● **WHAT YOU ARE ASKED TO DO**:
Your answer must be the full listing, reproduced exactly, minus any pictures.

● **RECORD EXTRACTS**:
══════════

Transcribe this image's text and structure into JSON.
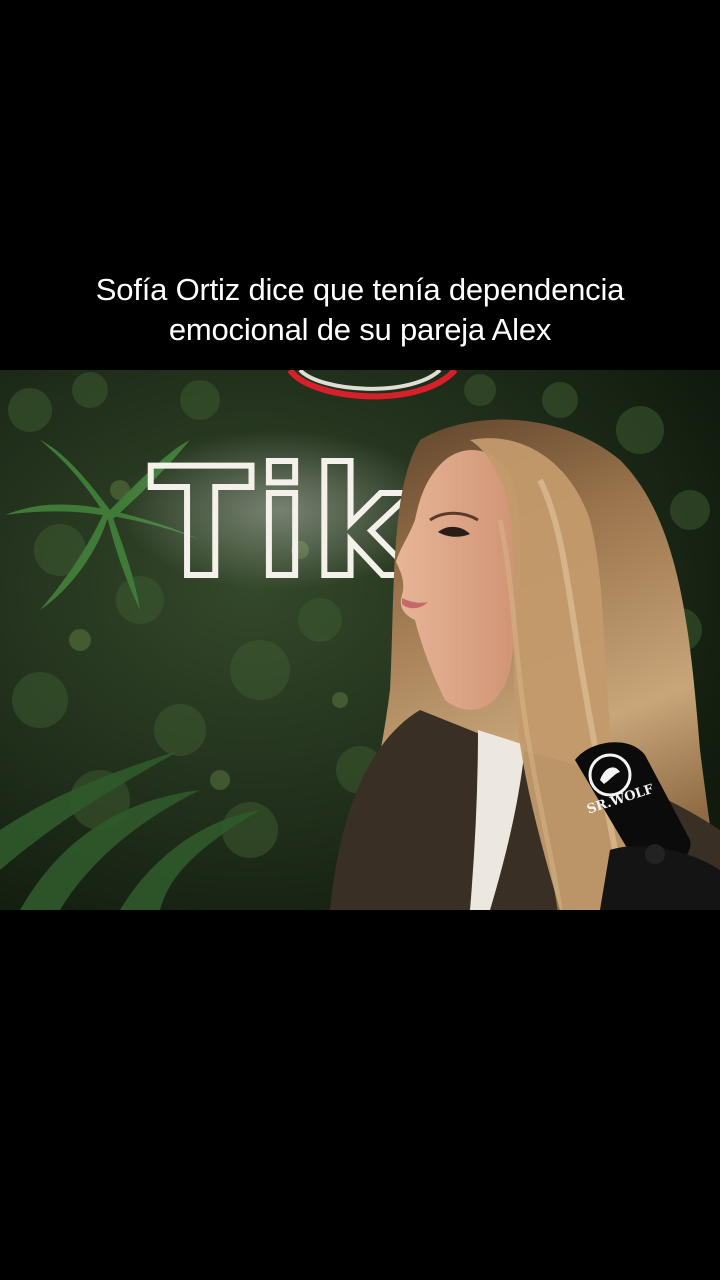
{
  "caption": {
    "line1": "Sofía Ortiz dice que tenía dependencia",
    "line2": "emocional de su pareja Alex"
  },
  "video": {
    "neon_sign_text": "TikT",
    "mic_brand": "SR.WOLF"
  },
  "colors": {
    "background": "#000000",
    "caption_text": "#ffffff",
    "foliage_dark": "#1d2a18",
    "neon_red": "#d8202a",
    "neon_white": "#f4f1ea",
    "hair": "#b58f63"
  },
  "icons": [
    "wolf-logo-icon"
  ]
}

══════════

● **OUTPUT FOR THIS TASK**:
Transcribe this image's text and structure into JSON.
{
  "caption": {
    "line1": "Sofía Ortiz dice que tenía dependencia",
    "line2": "emocional de su pareja Alex"
  },
  "video": {
    "neon_sign_text": "TikT",
    "mic_brand": "SR.WOLF"
  },
  "colors": {
    "background": "#000000",
    "caption_text": "#ffffff",
    "foliage_dark": "#1d2a18",
    "neon_red": "#d8202a",
    "neon_white": "#f4f1ea",
    "hair": "#b58f63"
  },
  "icons": [
    "wolf-logo-icon"
  ]
}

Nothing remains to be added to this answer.